Write out all of the data exactly as it appears.

Information shown below:

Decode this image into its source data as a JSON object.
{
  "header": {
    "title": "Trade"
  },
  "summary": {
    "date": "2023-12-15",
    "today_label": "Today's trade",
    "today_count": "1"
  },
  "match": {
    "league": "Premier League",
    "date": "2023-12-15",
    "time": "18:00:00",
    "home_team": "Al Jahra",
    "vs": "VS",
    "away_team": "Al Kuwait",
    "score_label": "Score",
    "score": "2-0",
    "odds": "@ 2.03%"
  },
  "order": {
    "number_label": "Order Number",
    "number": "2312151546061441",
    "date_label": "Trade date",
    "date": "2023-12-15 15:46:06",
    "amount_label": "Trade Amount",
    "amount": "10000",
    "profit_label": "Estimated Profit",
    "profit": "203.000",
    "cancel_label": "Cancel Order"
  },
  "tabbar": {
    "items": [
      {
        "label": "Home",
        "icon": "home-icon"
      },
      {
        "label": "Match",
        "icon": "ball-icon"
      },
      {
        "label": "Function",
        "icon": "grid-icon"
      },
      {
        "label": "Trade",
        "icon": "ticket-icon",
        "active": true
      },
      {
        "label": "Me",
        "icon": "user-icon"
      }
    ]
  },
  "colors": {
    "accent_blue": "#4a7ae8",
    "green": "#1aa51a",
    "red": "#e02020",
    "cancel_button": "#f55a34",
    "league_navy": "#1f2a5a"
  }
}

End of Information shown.

Solution to this task →
Decode this image into its source data as a JSON object.
{
  "header": {
    "title": "Trade"
  },
  "summary": {
    "date": "2023-12-15",
    "today_label": "Today's trade",
    "today_count": "1"
  },
  "match": {
    "league": "Premier League",
    "date": "2023-12-15",
    "time": "18:00:00",
    "home_team": "Al Jahra",
    "vs": "VS",
    "away_team": "Al Kuwait",
    "score_label": "Score",
    "score": "2-0",
    "odds": "@ 2.03%"
  },
  "order": {
    "number_label": "Order Number",
    "number": "2312151546061441",
    "date_label": "Trade date",
    "date": "2023-12-15 15:46:06",
    "amount_label": "Trade Amount",
    "amount": "10000",
    "profit_label": "Estimated Profit",
    "profit": "203.000",
    "cancel_label": "Cancel Order"
  },
  "tabbar": {
    "items": [
      {
        "label": "Home",
        "icon": "home-icon"
      },
      {
        "label": "Match",
        "icon": "ball-icon"
      },
      {
        "label": "Function",
        "icon": "grid-icon"
      },
      {
        "label": "Trade",
        "icon": "ticket-icon",
        "active": true
      },
      {
        "label": "Me",
        "icon": "user-icon"
      }
    ]
  },
  "colors": {
    "accent_blue": "#4a7ae8",
    "green": "#1aa51a",
    "red": "#e02020",
    "cancel_button": "#f55a34",
    "league_navy": "#1f2a5a"
  }
}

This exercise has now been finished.